Stacey Solomon is never far from the media. She has brought us all on a raw journey of motherhood since welcoming her third son Rex with partner Joe Swash.
She recently posted a beautiful picture of Rex lying on her bed with the caption:
"Happy Saturday! Don't worry he obviously doesn't sleep in bed with us or with any duvets we just love playing with him in there. And this picture was too good to miss."
Despite the adorable snap people were quick to comment on the fact that Solomon felt the need to defend herself even with just the mention of co-sleeping.
One of her two million followers said- "Absolutely nothing wrong with safe co-sleeping. In fact, it's proven to reduce the risk of SID if practised correctly. All my babies slept in my bed for the first 2 years of their lives and all breastfed too. Made sleeping for all of us a lot easier."

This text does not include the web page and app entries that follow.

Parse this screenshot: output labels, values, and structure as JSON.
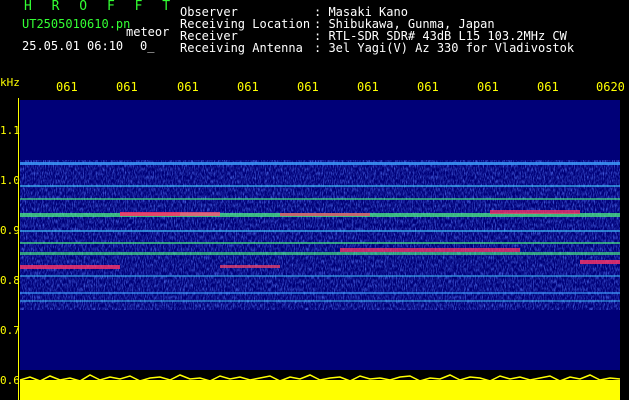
{
  "header": {
    "app_title": "H R O F F T",
    "file_name": "UT2505010610.pn",
    "meteor_label": "meteor",
    "timestamp": "25.05.01 06:10",
    "count": "0_",
    "info": [
      {
        "key": "Observer",
        "value": ": Masaki Kano"
      },
      {
        "key": "Receiving Location",
        "value": ": Shibukawa, Gunma, Japan"
      },
      {
        "key": "Receiver",
        "value": ": RTL-SDR SDR# 43dB L15 103.2MHz CW"
      },
      {
        "key": "Receiving Antenna",
        "value": ": 3el Yagi(V) Az 330 for Vladivostok"
      }
    ]
  },
  "axis": {
    "unit": "kHz",
    "time_ticks": [
      "061",
      "061",
      "061",
      "061",
      "061",
      "061",
      "061",
      "061",
      "061",
      "0620"
    ],
    "freq_ticks": [
      "1.1",
      "1.0",
      "0.9",
      "0.8",
      "0.7",
      "0.6"
    ]
  },
  "colors": {
    "background": "#000000",
    "spectrogram_bg": "#000078",
    "label": "#ffff00",
    "title": "#33ff33",
    "info": "#ffffff"
  }
}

Another said: "Shame you feel you need to explain yourself because you know some people will pick fault in everything you do... Beautiful boy".

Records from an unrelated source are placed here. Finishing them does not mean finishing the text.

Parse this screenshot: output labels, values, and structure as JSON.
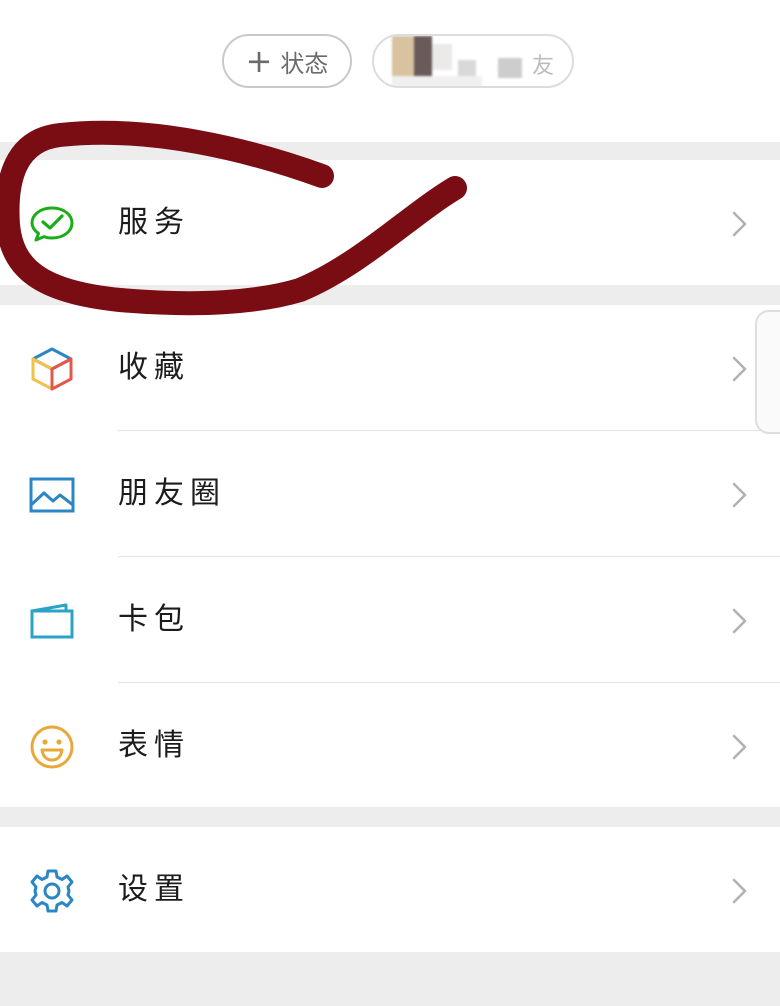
{
  "profile": {
    "status_button": {
      "plus_icon": "+",
      "label": "状态"
    },
    "friend_status_tail": "友"
  },
  "menu": {
    "service": {
      "label": "服务",
      "icon": "wechat-pay-icon"
    },
    "favorites": {
      "label": "收藏",
      "icon": "cube-icon"
    },
    "moments": {
      "label": "朋友圈",
      "icon": "picture-icon"
    },
    "cards": {
      "label": "卡包",
      "icon": "wallet-icon"
    },
    "stickers": {
      "label": "表情",
      "icon": "smiley-icon"
    },
    "settings": {
      "label": "设置",
      "icon": "gear-icon"
    }
  },
  "colors": {
    "background": "#ededed",
    "row_background": "#ffffff",
    "service_icon": "#1aad19",
    "moments_icon": "#2b86c5",
    "cards_icon": "#2aa3c7",
    "stickers_icon": "#e9a93a",
    "settings_icon": "#2b86c5",
    "annotation_marker": "#7a0d14"
  }
}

What is co-sleeping?
Co-sleeping is simply when you sleep close enough to your baby that you can see, hear, touch or smell each other.
Bed-sharing is a form of co-sleeping. It is when a new-born and their mum sleep together in the same bed. There are pros and cons to bed-sharing and if you are co-sleeping, it is crucial it is done safely.

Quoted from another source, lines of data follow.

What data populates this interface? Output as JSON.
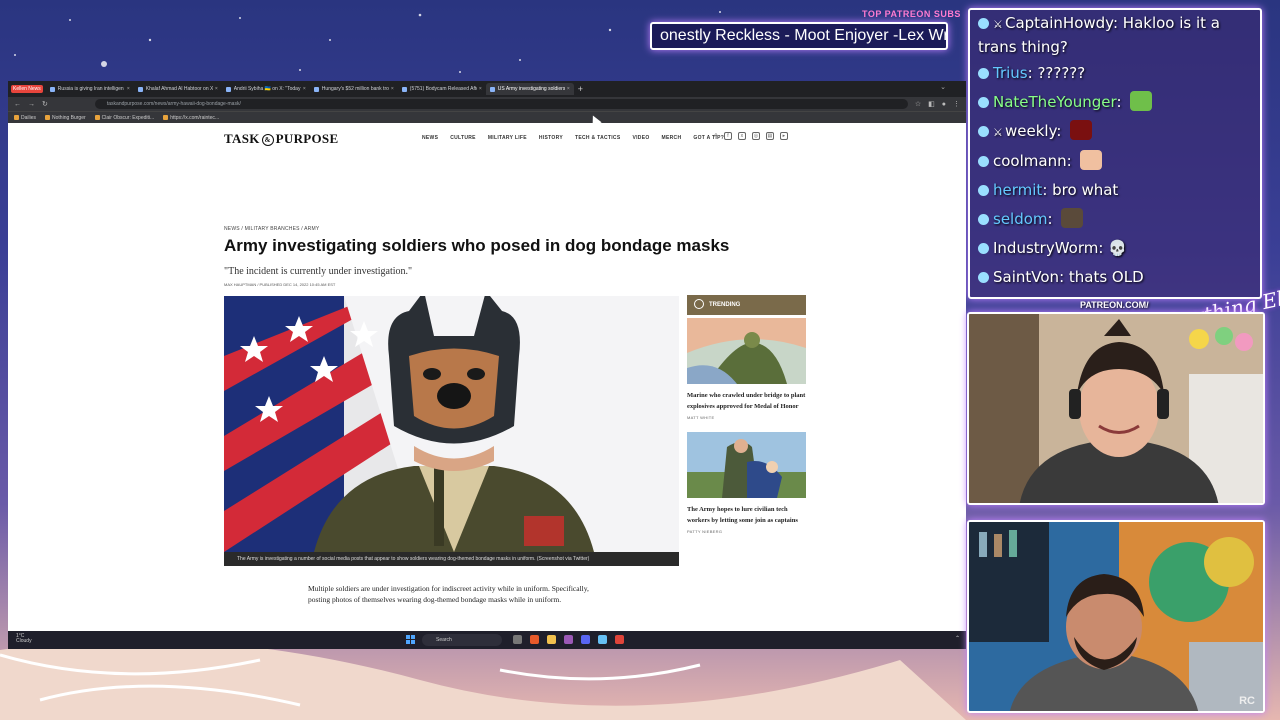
{
  "overlay": {
    "ticker_header": "TOP PATREON SUBS",
    "ticker_text": "onestly Reckless - Moot Enjoyer -Lex Wry",
    "patreon_label": "PATREON.COM/",
    "signature": "Anything Else",
    "cam_watermark": "RC"
  },
  "chat": [
    {
      "user": "CaptainHowdy",
      "text": "Hakloo is it a trans thing?",
      "color": "white",
      "badge": "sword"
    },
    {
      "user": "Trius",
      "text": "??????",
      "color": "blue"
    },
    {
      "user": "NateTheYounger",
      "text": "",
      "color": "green",
      "emote": "frog-emote"
    },
    {
      "user": "weekly",
      "text": "",
      "color": "white",
      "badge": "sword",
      "emote": "orb-emote"
    },
    {
      "user": "coolmann",
      "text": "",
      "color": "white",
      "emote": "blush-emote"
    },
    {
      "user": "hermit",
      "text": "bro what",
      "color": "blue"
    },
    {
      "user": "seldom",
      "text": "",
      "color": "blue",
      "emote": "face-emote"
    },
    {
      "user": "IndustryWorm",
      "text": "💀",
      "color": "white"
    },
    {
      "user": "SaintVon",
      "text": "thats OLD",
      "color": "white"
    }
  ],
  "browser": {
    "pinned": "Kellen News",
    "tabs": [
      "Russia is giving Iran intelligen",
      "Khalaf Ahmad Al Habtoor on X:",
      "Andrii Sybiha 🇺🇦 on X: \"Today a",
      "Hungary's $52 million bank tro",
      "(5751) Bodycam Released After",
      "US Army investigating soldiers"
    ],
    "url": "taskandpurpose.com/news/army-hawaii-dog-bondage-mask/",
    "bookmarks": [
      "Dailies",
      "Nothing Burger",
      "Clair Obscur: Expediti...",
      "https://x.com/raintec..."
    ]
  },
  "site": {
    "logo_left": "TASK",
    "logo_mid": "&",
    "logo_right": "PURPOSE",
    "nav": [
      "NEWS",
      "CULTURE",
      "MILITARY LIFE",
      "HISTORY",
      "TECH & TACTICS",
      "VIDEO",
      "MERCH",
      "GOT A TIP?"
    ],
    "breadcrumb": "NEWS  /  MILITARY BRANCHES  /  ARMY",
    "headline": "Army investigating soldiers who posed in dog bondage masks",
    "dek": "\"The incident is currently under investigation.\"",
    "byline": "MAX HAUPTMAN / PUBLISHED DEC 14, 2022 10:45 AM EST",
    "caption": "The Army is investigating a number of social media posts that appear to show soldiers wearing dog-themed bondage masks in uniform. (Screenshot via Twitter)",
    "body": "Multiple soldiers are under investigation for indiscreet activity while in uniform. Specifically, posting photos of themselves wearing dog-themed bondage masks while in uniform.",
    "trending_label": "TRENDING",
    "trending": [
      {
        "title": "Marine who crawled under bridge to plant explosives approved for Medal of Honor",
        "author": "MATT WHITE"
      },
      {
        "title": "The Army hopes to lure civilian tech workers by letting some join as captains",
        "author": "PATTY NIEBERG"
      }
    ]
  },
  "taskbar": {
    "weather_temp": "1°C",
    "weather_cond": "Cloudy",
    "search_placeholder": "Search"
  }
}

The main bed-sharing concern is that a baby could potentially be hurt by:
- Falling off the bed.
- Being suffocated by blankets, pillows or rolling over and being facedown.
- Having an adult roll on top of them.
Although these are valid concerns and bed-sharing or co-sleeping is not the right fit for every family, there are also a plethora of advantages:
- Parents get more sleep.
- Babies get more sleep. Because they are so close to their mum, if they stir at all their needs are quickly met and they can drift off back to sleep before they are fully awake.
- Breastfeeding through the night is easier with your baby beside you.
- Breastfeeding throughout the night helps to maintain a good milk supply.
- Studies show sleeping with your baby in your room reduces the risk of SIDS by 50%.
As mentioned, whatever way you co-sleep with your baby, safety is vital.
Here are some general safety guidelines:
- It is not recommended to bed share if you are a smoker or if you smoked during pregnancy.
- It is not recommended to bed share if you are overtired or have taken any drugs (illegal or prescription) or any substance that makes you less aware of your surroundings.
- Babies should not be swaddled while bedsharing as they may overheat which is a risk factor for SIDS.
- You should not bedshare with a premature baby.
- Long hair should be tied up so it can’t accidentally wrap around the baby's neck.
- For mums who are very deep sleepers or obese, babies should not be next to them in the same bed but beside them on a separate surface.